Quote the entries word for word. Omit the pictures.

····················

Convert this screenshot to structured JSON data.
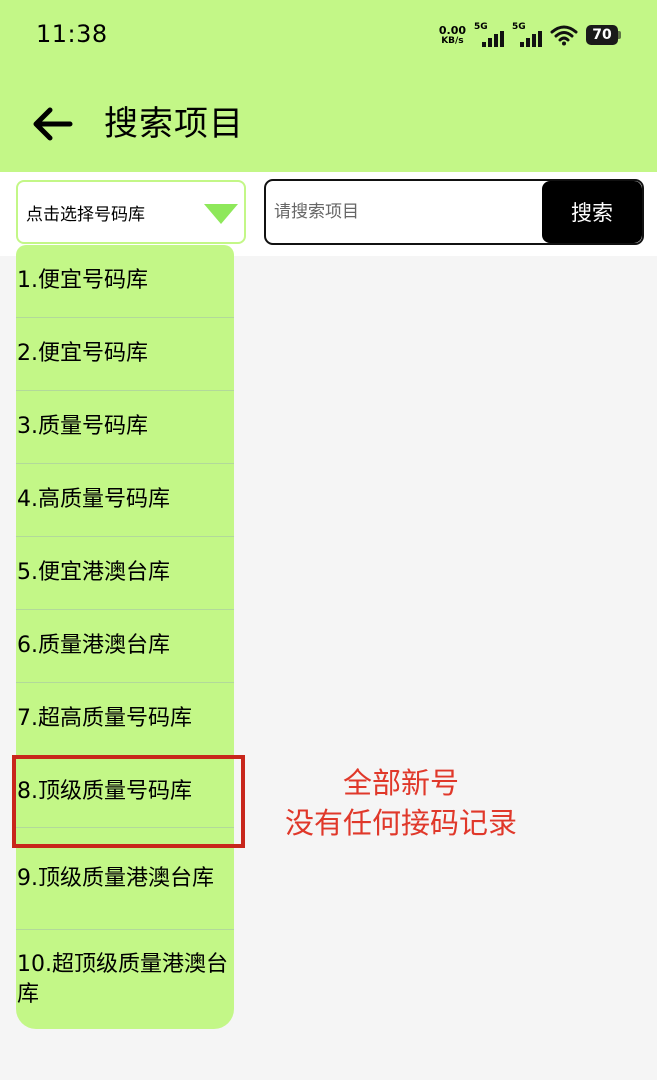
{
  "status_bar": {
    "time": "11:38",
    "net_speed_value": "0.00",
    "net_speed_unit": "KB/s",
    "signal1_label": "5G",
    "signal2_label": "5G",
    "battery_level": "70",
    "icons": [
      "signal-icon",
      "signal-icon",
      "wifi-icon",
      "battery-icon"
    ]
  },
  "app_bar": {
    "back_icon": "arrow-left-icon",
    "title": "搜索项目",
    "background_color": "#c3f787"
  },
  "controls": {
    "dropdown_label": "点击选择号码库",
    "dropdown_icon": "triangle-down-icon",
    "search_placeholder": "请搜索项目",
    "search_value": "",
    "search_button": "搜索"
  },
  "options": [
    "1.便宜号码库",
    "2.便宜号码库",
    "3.质量号码库",
    "4.高质量号码库",
    "5.便宜港澳台库",
    "6.质量港澳台库",
    "7.超高质量号码库",
    "8.顶级质量号码库",
    "9.顶级质量港澳台库",
    "10.超顶级质量港澳台库"
  ],
  "annotation": {
    "line1": "全部新号",
    "line2": "没有任何接码记录",
    "color": "#e0382a",
    "box_color": "#c8261b"
  }
}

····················

§ Result of this task
Convert this screenshot to structured JSON data.
{
  "status_bar": {
    "time": "11:38",
    "net_speed_value": "0.00",
    "net_speed_unit": "KB/s",
    "signal1_label": "5G",
    "signal2_label": "5G",
    "battery_level": "70",
    "icons": [
      "signal-icon",
      "signal-icon",
      "wifi-icon",
      "battery-icon"
    ]
  },
  "app_bar": {
    "back_icon": "arrow-left-icon",
    "title": "搜索项目",
    "background_color": "#c3f787"
  },
  "controls": {
    "dropdown_label": "点击选择号码库",
    "dropdown_icon": "triangle-down-icon",
    "search_placeholder": "请搜索项目",
    "search_value": "",
    "search_button": "搜索"
  },
  "options": [
    "1.便宜号码库",
    "2.便宜号码库",
    "3.质量号码库",
    "4.高质量号码库",
    "5.便宜港澳台库",
    "6.质量港澳台库",
    "7.超高质量号码库",
    "8.顶级质量号码库",
    "9.顶级质量港澳台库",
    "10.超顶级质量港澳台库"
  ],
  "annotation": {
    "line1": "全部新号",
    "line2": "没有任何接码记录",
    "color": "#e0382a",
    "box_color": "#c8261b"
  }
}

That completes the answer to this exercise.